|Auon Haidar Kazmi, Karthik Maharajan Sankara Subramanian||MADLIB Analytics Library Contributions|
MADlib is a free, open source library of in-database analytic methods. It provides an evolving suite of SQL-based algorithms for machine learning, data mining and statistics that run at scale within a database engine, with no need for data import/export to other tools. In this presentation we introduce the MADlib project, including the background that led to its beginnings, and the motivation for using Python and C++ along with Postgres. We provide an overview of the library’s architecture and design patterns, and provide a description of various statistical methods in that context. We will explain the key contributions made by us to the MADlib project including the perceptron and the KNN algorithms.
|Poster||MADlib Apache Project|
|Samskruthi Padigepati, Abhinav Shankar||Link Prediction on EHR Data using Medical Knowledge Base|
Electronic health records store the medical and demographic information of patients in a digital format and can be used for advancement in clinical research. While the EHR data can be used for predicting patient-centered outcomes, challenges arise when there is missing information. In this project, we predict the missing links in the EHR data by integrating with a biomedical knowledge base.
|Poster||CTSI and UF Data Science Research Lab|
|Arvind Kumar Sugumar, Nishant Agarwal||NEON NIST DSE – Tree Crown Delineation|
Automatic tree crown delineation has a great impact on tracking and preserving bio diversity in our world. To serve as the pre-pilot for the full DSE track, which comprises of delineation, alignment and classification, we propose using the watershed class of algorithms to implement a baseline model for the delineation task.

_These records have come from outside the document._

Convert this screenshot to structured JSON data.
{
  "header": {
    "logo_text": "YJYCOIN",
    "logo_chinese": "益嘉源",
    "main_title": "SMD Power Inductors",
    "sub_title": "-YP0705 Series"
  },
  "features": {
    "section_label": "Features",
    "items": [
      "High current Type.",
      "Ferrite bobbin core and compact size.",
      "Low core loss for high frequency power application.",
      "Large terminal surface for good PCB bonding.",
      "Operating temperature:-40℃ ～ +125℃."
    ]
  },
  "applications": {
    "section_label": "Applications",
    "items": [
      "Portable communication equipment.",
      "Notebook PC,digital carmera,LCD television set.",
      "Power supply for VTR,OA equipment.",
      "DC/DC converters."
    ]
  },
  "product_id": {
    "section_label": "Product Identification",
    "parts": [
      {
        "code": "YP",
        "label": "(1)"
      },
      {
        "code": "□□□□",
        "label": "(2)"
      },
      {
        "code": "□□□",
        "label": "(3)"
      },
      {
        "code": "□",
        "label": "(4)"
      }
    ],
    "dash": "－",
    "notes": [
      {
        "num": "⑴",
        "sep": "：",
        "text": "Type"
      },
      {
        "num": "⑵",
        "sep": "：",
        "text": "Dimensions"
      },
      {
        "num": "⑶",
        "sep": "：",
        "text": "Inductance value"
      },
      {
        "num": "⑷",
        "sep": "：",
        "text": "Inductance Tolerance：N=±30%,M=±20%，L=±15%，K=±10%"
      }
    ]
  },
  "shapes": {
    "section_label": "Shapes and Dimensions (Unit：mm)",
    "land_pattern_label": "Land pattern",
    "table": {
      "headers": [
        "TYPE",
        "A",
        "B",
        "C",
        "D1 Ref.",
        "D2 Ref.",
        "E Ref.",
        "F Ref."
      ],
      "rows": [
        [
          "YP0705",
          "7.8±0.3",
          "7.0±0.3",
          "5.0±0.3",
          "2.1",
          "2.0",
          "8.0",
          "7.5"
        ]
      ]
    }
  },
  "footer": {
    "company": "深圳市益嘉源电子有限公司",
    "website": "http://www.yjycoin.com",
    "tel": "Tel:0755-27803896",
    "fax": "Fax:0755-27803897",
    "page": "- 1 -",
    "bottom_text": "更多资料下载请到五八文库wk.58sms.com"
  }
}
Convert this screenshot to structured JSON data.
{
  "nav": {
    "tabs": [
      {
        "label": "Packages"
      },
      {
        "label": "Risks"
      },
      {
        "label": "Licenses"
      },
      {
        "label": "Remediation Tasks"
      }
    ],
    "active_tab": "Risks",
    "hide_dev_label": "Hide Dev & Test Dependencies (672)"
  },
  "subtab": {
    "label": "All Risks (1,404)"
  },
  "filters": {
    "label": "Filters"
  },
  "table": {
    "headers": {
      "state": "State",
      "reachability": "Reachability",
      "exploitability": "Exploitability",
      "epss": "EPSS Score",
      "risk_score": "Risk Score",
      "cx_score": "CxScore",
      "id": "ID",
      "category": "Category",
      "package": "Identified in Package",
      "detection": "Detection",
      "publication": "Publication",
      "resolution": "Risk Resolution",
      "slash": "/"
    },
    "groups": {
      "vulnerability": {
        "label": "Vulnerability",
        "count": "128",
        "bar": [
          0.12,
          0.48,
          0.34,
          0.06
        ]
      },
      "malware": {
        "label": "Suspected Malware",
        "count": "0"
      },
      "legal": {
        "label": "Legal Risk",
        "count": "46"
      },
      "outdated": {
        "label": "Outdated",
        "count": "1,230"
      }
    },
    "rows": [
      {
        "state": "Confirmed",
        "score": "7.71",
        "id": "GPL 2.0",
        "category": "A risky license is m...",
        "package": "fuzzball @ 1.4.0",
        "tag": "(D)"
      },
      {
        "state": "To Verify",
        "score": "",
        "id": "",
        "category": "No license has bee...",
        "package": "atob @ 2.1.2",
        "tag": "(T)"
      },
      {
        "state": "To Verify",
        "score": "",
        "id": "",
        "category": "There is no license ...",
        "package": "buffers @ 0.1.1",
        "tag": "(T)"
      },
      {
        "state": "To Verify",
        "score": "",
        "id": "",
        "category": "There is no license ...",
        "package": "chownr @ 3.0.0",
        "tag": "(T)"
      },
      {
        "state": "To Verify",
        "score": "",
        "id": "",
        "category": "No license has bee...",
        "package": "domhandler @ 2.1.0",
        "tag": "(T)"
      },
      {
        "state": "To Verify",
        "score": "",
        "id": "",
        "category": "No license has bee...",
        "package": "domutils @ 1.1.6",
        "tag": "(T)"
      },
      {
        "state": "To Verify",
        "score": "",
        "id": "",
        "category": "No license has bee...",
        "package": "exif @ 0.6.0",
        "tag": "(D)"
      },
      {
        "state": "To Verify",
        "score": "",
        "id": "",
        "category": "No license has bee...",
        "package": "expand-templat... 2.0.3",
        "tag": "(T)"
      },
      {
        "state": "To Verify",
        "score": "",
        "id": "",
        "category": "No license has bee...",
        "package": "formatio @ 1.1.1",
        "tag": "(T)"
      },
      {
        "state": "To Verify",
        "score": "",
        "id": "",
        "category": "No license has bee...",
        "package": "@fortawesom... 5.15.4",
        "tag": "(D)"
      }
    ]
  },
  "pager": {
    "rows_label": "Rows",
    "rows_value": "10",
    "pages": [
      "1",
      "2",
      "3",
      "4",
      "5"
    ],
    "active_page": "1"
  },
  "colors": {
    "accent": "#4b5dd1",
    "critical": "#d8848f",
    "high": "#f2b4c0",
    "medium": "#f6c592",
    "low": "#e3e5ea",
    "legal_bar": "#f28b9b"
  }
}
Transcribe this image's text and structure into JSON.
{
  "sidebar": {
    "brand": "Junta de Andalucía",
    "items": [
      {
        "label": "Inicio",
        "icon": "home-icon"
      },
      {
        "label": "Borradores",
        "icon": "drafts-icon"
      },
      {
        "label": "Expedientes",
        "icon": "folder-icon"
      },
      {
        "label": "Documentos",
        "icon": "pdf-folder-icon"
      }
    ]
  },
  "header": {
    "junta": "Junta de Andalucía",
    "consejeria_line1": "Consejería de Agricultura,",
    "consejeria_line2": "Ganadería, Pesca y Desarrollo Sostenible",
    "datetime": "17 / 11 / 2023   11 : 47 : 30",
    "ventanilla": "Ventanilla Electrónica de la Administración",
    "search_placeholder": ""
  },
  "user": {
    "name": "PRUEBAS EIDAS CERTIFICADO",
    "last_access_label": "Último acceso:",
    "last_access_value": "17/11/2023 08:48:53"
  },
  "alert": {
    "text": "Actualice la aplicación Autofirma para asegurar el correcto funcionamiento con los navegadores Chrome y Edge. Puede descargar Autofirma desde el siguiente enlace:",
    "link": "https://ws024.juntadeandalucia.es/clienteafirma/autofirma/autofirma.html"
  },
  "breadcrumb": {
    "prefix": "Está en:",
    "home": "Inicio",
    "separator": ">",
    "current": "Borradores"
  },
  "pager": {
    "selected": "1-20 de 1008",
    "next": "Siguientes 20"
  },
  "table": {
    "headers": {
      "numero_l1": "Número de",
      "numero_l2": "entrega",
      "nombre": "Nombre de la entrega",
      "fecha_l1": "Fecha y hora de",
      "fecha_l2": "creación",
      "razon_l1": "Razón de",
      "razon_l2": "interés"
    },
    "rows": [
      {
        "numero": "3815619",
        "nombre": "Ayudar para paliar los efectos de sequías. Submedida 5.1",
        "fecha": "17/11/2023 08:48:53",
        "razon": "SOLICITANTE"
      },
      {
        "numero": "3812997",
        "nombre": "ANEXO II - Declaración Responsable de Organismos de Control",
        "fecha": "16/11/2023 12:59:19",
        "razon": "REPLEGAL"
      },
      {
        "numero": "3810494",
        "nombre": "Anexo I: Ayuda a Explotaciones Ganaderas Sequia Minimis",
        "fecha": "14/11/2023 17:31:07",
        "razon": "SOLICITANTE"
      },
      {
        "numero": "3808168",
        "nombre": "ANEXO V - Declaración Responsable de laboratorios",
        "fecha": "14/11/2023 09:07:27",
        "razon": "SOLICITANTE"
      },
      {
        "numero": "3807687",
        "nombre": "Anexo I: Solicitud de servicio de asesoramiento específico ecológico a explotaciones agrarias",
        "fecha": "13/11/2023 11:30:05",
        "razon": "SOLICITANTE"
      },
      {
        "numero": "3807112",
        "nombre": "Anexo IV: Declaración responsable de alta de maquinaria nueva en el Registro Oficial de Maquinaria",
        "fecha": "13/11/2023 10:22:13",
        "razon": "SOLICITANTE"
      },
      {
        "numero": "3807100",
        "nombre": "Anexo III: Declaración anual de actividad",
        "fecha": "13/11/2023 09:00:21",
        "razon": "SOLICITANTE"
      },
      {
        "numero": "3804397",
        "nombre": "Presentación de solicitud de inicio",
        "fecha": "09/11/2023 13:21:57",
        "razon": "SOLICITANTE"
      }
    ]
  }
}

This talk will take over from where we left off earlier and we will be talking in particular about two different approaches to making the naive watershed segmentation better i.e. Laplacian of Gaussian (LoG) method followed by Morphological enhancement and the Region Growing algorithm. We will be going through the techniques which we utilize to get the crown delineation done and the current progress will be demoed. Also the participant evaluation system would be demoed and a sample report will be generated.
|Poster||UF WeEcologyLab and UF Data Science Research Lab|
|Caleb Bryant||The Rose Dialogue System|
Personal digital assistants, such as Siri and Alexa, are the most well-known examples of dialogue systems. In recent years high accuracy speech recognition and natural language processing tools have made building custom dialogue systems ever more feasible. In this talk, we will be taking an end-of-semester look at the dialogue system for Rose, a virtual health navigator whose goal is to help patients understand their medical situations.
|CTSI and UF Data Science Research Lab|